_Problem:_
How many lines of the material below contain the string "this"? Answer with the number and nothing else.

_Given entries:_
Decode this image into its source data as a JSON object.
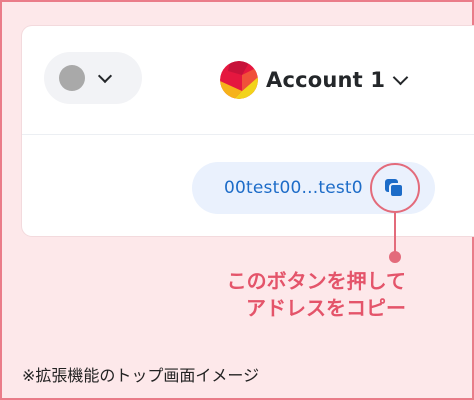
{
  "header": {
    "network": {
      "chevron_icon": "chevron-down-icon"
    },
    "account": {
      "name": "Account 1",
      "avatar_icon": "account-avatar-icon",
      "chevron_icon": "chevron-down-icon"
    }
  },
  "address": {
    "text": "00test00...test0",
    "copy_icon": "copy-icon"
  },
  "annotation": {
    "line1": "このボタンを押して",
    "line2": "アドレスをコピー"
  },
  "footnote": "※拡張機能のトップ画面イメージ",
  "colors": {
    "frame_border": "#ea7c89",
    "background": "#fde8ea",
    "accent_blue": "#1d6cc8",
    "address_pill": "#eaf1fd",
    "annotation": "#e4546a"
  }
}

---

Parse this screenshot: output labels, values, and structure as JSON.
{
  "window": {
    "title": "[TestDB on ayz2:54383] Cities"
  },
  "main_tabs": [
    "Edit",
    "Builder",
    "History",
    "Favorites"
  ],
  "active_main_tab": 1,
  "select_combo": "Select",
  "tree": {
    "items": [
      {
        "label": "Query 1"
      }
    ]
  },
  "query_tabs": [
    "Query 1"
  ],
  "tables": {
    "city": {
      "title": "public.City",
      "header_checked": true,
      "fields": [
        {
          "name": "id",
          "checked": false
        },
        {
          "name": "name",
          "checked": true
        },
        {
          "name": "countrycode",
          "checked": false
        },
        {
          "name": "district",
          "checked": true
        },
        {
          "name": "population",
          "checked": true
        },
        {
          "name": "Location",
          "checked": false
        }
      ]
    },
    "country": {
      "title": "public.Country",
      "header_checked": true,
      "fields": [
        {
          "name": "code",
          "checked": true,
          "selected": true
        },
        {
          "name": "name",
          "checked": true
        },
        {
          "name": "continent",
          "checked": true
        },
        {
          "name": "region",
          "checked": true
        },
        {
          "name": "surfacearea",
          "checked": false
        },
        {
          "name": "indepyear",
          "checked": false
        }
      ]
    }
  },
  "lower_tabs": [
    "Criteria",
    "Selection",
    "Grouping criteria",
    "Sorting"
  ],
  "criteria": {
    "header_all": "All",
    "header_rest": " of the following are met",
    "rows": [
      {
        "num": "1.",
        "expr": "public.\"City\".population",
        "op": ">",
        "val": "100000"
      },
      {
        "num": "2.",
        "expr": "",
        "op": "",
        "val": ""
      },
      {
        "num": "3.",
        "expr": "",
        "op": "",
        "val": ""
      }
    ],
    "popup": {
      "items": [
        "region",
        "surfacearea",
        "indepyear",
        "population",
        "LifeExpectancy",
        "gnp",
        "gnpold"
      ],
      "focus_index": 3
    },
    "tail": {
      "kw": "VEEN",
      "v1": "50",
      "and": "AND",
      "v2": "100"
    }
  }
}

_Exercise answer:_
2